Entries taken from a collection:
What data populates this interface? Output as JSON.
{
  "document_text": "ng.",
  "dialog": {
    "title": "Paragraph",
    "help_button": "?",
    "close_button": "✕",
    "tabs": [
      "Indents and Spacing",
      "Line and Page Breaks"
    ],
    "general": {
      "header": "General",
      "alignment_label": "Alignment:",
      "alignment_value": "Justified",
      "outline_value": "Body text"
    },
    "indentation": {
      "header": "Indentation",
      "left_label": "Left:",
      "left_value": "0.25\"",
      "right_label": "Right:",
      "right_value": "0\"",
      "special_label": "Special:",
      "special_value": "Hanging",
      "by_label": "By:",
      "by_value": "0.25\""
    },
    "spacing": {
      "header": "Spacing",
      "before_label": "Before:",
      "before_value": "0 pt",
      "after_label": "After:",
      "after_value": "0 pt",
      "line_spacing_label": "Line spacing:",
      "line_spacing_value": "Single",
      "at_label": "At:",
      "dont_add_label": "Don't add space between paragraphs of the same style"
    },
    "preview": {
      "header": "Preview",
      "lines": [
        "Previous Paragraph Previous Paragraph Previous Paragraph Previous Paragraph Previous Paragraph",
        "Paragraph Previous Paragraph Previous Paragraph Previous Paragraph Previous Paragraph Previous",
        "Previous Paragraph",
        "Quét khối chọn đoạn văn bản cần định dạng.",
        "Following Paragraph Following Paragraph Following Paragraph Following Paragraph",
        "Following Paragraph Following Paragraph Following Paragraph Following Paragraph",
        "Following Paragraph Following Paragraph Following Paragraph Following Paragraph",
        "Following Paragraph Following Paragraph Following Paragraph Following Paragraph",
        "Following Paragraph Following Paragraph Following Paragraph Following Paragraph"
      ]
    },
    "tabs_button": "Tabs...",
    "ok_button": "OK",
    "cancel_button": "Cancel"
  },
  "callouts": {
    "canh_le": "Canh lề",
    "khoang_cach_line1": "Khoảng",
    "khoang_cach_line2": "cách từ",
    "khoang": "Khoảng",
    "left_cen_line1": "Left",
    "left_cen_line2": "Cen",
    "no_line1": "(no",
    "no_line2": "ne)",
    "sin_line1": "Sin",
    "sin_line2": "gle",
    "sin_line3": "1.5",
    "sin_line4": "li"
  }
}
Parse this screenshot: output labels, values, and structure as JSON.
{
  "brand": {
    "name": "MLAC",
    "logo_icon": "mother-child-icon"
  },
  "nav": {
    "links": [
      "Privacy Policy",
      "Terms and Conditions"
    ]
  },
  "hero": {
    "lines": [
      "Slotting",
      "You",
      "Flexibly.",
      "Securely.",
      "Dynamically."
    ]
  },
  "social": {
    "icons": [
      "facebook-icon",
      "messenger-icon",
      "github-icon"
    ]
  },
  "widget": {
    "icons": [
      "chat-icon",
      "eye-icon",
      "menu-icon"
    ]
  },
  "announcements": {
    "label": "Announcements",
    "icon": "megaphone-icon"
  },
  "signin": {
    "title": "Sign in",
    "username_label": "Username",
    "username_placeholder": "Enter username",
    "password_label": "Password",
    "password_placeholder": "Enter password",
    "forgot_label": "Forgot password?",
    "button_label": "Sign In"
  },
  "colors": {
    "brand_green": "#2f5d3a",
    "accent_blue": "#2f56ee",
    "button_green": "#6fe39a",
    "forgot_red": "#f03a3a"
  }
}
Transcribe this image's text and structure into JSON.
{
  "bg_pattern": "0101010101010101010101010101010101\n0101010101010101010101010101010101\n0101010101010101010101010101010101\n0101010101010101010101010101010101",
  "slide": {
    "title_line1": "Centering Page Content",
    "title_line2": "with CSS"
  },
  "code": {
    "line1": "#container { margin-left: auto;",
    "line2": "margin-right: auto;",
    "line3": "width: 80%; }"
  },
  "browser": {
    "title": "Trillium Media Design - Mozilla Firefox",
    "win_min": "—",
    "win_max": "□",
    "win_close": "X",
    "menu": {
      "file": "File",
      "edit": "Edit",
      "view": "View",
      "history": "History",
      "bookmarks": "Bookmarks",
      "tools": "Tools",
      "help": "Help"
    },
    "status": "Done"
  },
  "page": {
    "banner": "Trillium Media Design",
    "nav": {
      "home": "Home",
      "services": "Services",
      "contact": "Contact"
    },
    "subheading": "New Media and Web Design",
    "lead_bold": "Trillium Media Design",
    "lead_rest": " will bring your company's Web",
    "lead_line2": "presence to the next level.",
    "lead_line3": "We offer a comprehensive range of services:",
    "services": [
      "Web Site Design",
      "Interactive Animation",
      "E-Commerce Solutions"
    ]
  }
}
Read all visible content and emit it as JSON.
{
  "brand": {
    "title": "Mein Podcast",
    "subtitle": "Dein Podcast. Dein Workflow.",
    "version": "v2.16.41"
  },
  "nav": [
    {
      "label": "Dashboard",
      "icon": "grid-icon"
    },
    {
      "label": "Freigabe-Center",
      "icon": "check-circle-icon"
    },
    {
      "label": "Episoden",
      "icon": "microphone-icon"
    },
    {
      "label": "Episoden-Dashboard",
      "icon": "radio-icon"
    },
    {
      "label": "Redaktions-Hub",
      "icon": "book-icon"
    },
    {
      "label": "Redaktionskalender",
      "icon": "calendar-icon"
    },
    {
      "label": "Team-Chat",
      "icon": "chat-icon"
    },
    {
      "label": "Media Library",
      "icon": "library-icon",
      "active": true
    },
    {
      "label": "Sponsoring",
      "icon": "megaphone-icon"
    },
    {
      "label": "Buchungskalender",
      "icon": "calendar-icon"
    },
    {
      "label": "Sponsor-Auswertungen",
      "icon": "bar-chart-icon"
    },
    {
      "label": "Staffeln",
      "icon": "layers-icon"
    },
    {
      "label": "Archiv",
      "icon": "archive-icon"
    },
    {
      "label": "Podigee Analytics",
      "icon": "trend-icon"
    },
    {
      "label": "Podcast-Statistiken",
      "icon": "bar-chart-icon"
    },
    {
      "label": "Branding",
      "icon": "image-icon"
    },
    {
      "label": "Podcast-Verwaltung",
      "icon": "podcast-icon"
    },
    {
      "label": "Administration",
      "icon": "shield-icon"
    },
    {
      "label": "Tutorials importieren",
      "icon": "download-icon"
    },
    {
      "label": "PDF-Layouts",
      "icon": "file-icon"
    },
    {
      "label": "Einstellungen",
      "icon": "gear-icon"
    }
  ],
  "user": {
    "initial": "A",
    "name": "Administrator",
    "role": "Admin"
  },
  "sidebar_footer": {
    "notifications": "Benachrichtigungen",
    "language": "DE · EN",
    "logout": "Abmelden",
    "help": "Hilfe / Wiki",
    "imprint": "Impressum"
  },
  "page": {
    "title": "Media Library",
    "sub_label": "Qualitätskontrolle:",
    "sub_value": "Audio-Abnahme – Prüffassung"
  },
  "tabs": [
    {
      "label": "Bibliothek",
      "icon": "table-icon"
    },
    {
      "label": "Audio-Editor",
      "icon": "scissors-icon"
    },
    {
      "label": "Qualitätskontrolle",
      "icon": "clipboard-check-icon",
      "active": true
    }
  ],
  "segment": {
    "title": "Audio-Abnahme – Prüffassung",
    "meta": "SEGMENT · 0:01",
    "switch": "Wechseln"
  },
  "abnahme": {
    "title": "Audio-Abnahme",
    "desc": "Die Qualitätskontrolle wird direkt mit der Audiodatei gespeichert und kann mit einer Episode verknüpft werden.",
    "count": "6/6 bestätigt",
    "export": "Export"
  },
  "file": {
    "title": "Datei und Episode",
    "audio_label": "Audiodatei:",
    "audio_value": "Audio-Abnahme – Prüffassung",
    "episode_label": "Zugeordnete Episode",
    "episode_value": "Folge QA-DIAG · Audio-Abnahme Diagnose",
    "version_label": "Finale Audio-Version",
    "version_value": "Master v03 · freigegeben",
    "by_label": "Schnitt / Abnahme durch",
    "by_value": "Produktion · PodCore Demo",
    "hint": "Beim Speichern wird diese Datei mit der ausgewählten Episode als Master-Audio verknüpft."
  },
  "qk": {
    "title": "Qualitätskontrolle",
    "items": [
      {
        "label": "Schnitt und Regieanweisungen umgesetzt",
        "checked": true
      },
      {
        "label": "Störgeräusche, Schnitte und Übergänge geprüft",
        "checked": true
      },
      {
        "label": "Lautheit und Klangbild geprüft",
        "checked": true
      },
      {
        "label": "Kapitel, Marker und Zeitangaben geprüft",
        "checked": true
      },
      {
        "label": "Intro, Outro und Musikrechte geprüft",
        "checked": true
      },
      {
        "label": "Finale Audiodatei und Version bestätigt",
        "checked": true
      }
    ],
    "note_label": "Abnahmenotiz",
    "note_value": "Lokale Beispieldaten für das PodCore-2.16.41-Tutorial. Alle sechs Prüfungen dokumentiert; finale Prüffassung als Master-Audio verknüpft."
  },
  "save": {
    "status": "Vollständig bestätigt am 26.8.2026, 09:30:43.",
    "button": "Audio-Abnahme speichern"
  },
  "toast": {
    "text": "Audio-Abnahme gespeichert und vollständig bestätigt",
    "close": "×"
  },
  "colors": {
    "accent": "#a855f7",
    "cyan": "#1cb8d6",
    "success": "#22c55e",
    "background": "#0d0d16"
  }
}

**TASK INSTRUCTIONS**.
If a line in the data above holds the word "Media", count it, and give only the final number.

**TASK OUTPUT**.
6